(203d) Giving Attention to Generative Models for De Novo Molecular Design | AIChE

(203d) Giving Attention to Generative Models for De Novo Molecular Design


Joshi, N., University of Washington
Beck, D., University of Washington
Pfaendtner, J., University of Washington
Attention mechanisms have led to many recent breakthroughs in sequential data modeling tasks including machine translation, text generation and protein structure prediction.1–3 While they have also been used in the molecular domain for tasks such as graph-based analysis of chemical structures4 and atom-mapping of organic reactions5, attention has yet to be incorporated into any generative algorithms for molecular design.

Here we explore the impact of adding self-attention layers to generative β-VAE models and show that those with attention are able to learn a complex “molecular grammar” while improving performance on downstream tasks such as accurately sampling from the latent space (“model memory”) or exploring novel chemistries not present in the training data. There is a notable relationship between a model’s architecture, the structure of its latent memory and its performance during inference. For instance, we find that there is an unavoidable tradeoff between model exploration and validity that is a function of the complexity of the latent memory. However, novel sampling schemes may be used that optimize this tradeoff.

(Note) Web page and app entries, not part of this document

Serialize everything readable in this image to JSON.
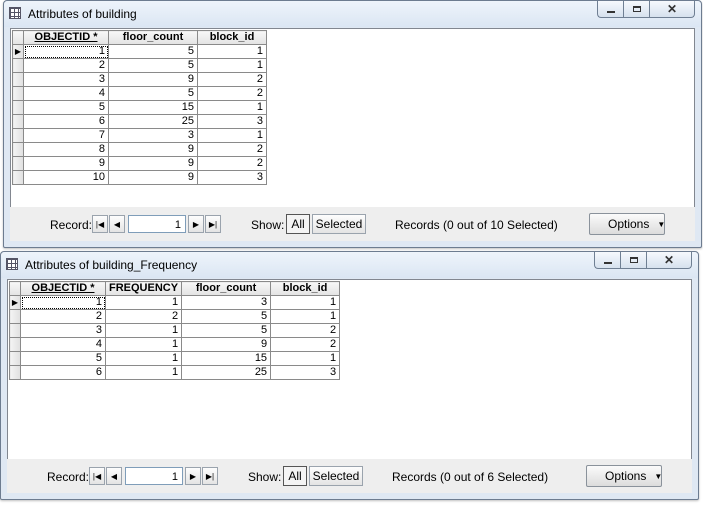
{
  "window1": {
    "title": "Attributes of building",
    "columns": [
      "OBJECTID *",
      "floor_count",
      "block_id"
    ],
    "rows": [
      [
        "1",
        "5",
        "1"
      ],
      [
        "2",
        "5",
        "1"
      ],
      [
        "3",
        "9",
        "2"
      ],
      [
        "4",
        "5",
        "2"
      ],
      [
        "5",
        "15",
        "1"
      ],
      [
        "6",
        "25",
        "3"
      ],
      [
        "7",
        "3",
        "1"
      ],
      [
        "8",
        "9",
        "2"
      ],
      [
        "9",
        "9",
        "2"
      ],
      [
        "10",
        "9",
        "3"
      ]
    ],
    "status": {
      "record_label": "Record:",
      "record_value": "1",
      "show_label": "Show:",
      "all_label": "All",
      "selected_label": "Selected",
      "records_text": "Records (0 out of 10 Selected)",
      "options_label": "Options"
    }
  },
  "window2": {
    "title": "Attributes of building_Frequency",
    "columns": [
      "OBJECTID *",
      "FREQUENCY",
      "floor_count",
      "block_id"
    ],
    "rows": [
      [
        "1",
        "1",
        "3",
        "1"
      ],
      [
        "2",
        "2",
        "5",
        "1"
      ],
      [
        "3",
        "1",
        "5",
        "2"
      ],
      [
        "4",
        "1",
        "9",
        "2"
      ],
      [
        "5",
        "1",
        "15",
        "1"
      ],
      [
        "6",
        "1",
        "25",
        "3"
      ]
    ],
    "status": {
      "record_label": "Record:",
      "record_value": "1",
      "show_label": "Show:",
      "all_label": "All",
      "selected_label": "Selected",
      "records_text": "Records (0 out of 6 Selected)",
      "options_label": "Options"
    }
  },
  "icons": {
    "current_row": "current-row-arrow-icon",
    "first": "first-record-icon",
    "prev": "previous-record-icon",
    "next": "next-record-icon",
    "last": "last-record-icon",
    "table": "table-icon",
    "dropdown": "dropdown-arrow-icon"
  },
  "colors": {
    "window_frame": "#dfe8f3",
    "client_bg": "#eeeeee",
    "grid_bg": "#ffffff"
  }
}
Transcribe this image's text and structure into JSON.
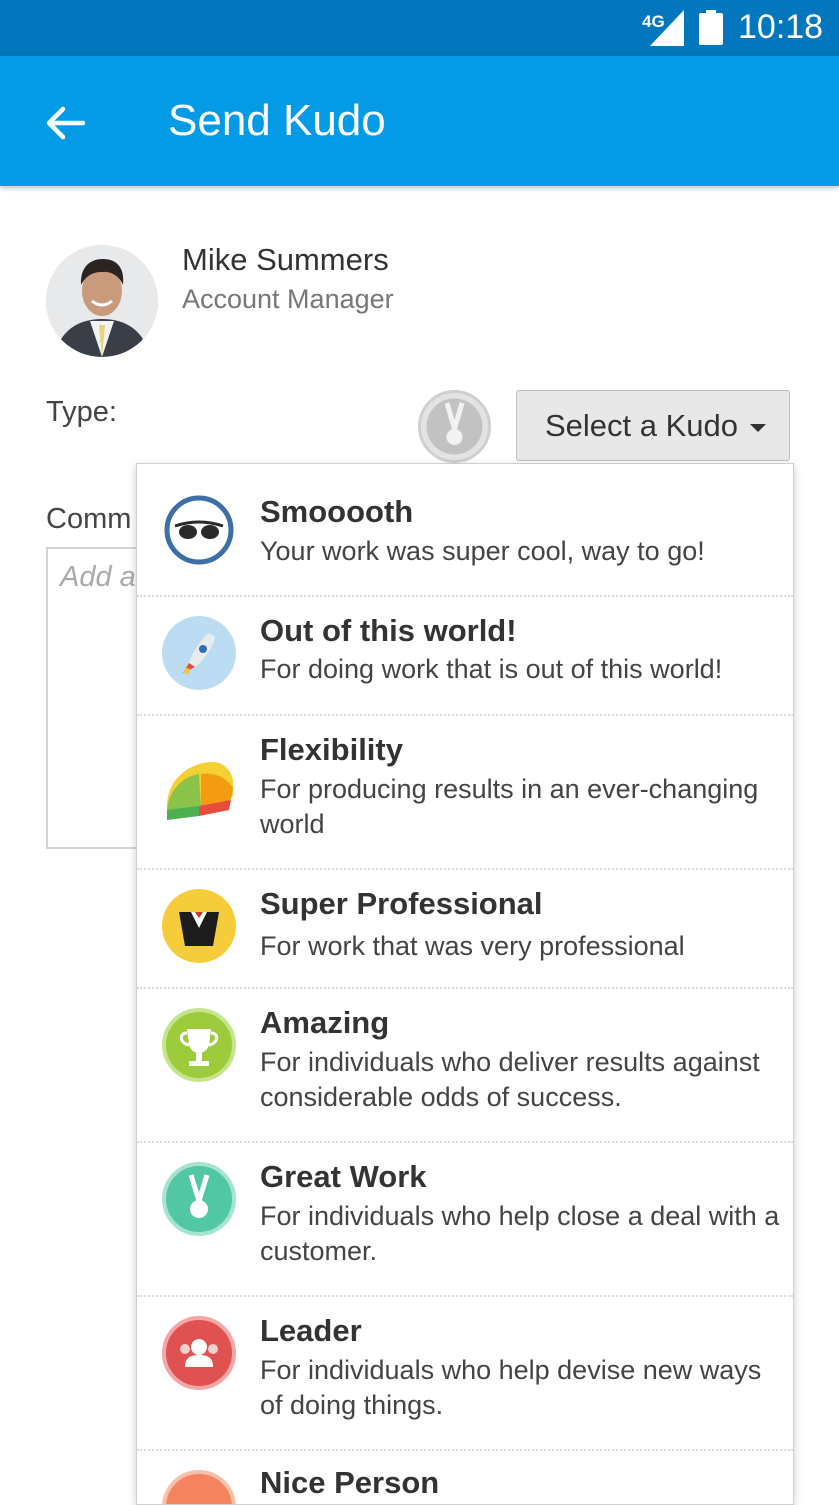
{
  "status_bar": {
    "network": "4G",
    "time": "10:18"
  },
  "app_bar": {
    "title": "Send Kudo",
    "back_icon": "arrow-left-icon"
  },
  "recipient": {
    "name": "Mike Summers",
    "role": "Account Manager"
  },
  "form": {
    "type_label": "Type:",
    "select_label": "Select a Kudo",
    "comment_label": "Comm",
    "comment_placeholder": "Add a"
  },
  "kudos": [
    {
      "name": "Smooooth",
      "desc": "Your work was super cool, way to go!",
      "icon": "sunglasses-icon"
    },
    {
      "name": "Out of this world!",
      "desc": "For doing work that is out of this world!",
      "icon": "rocket-icon"
    },
    {
      "name": "Flexibility",
      "desc": "For producing results in an ever-changing world",
      "icon": "slinky-icon"
    },
    {
      "name": "Super Professional",
      "desc": "For work that was very professional",
      "icon": "tuxedo-icon"
    },
    {
      "name": "Amazing",
      "desc": "For individuals who deliver results against considerable odds of success.",
      "icon": "trophy-icon"
    },
    {
      "name": "Great Work",
      "desc": "For individuals who help close a deal with a customer.",
      "icon": "medal-icon"
    },
    {
      "name": "Leader",
      "desc": "For individuals who help devise new ways of doing things.",
      "icon": "leader-icon"
    },
    {
      "name": "Nice Person",
      "desc": "",
      "icon": "smile-icon"
    }
  ],
  "colors": {
    "status_bar": "#0277bd",
    "app_bar": "#039be5"
  }
}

We also demonstrate the ability of the transformer VAE to construct a set of complex, human-interpretable molecular substructural features in an unsupervised fashion. We compare these learned features across different input representations including SMILES and SELFIES6 strings as well as those extracted from traditional cheminformatics software packages. Finally, we discuss how these models may eventually be used in tandem with natural language models, high-throughput molecular dynamics simulations and reinforcement learning algorithms to present a unified AI-based framework for molecular discovery and optimization.

  1. Bahdanau, D., Cho, K. & Bengio, Y. Neural Machine Translation by Jointly Learning to Align and Translate. arXiv:1409.0473 [cs.CL] (2014).
  2. Brown, T. B. et al. Language Models are Few-Shot Learners. in 34th Conference on Neural Information Processing Systems (NeurIPS 2020), Vancouver, Canada (arXiv, 2020).
  3. Service, R. F. ‘The game has changed.’ AI triumphs at protein folding. Science 370, 1144–1145 (2020).
  4. Payne, J., Srouji, M., Yap, D. A. & Kosaraju, V. BERT Learns (and Teaches) Chemistry. arXiv:2007.16012 [q-bio.BM] (2020).
  5. Schwaller, P., Hoover, B., Reymond, J.-L., Strobelt, H. & Laino, T. Extraction of organic chemistry grammar from unsupervised learning of chemical reactions. Science Advances 7, eabe4166 (2021).
  6. Krenn, M., Häse, F., AkshatKumar, N., Friederich, P. & Aspuru-Guzik, A. Self-referencing embedded strings (SELFIES): A 100% robust molecular string representation. Machine Learning: Science and Technology 1, (2020).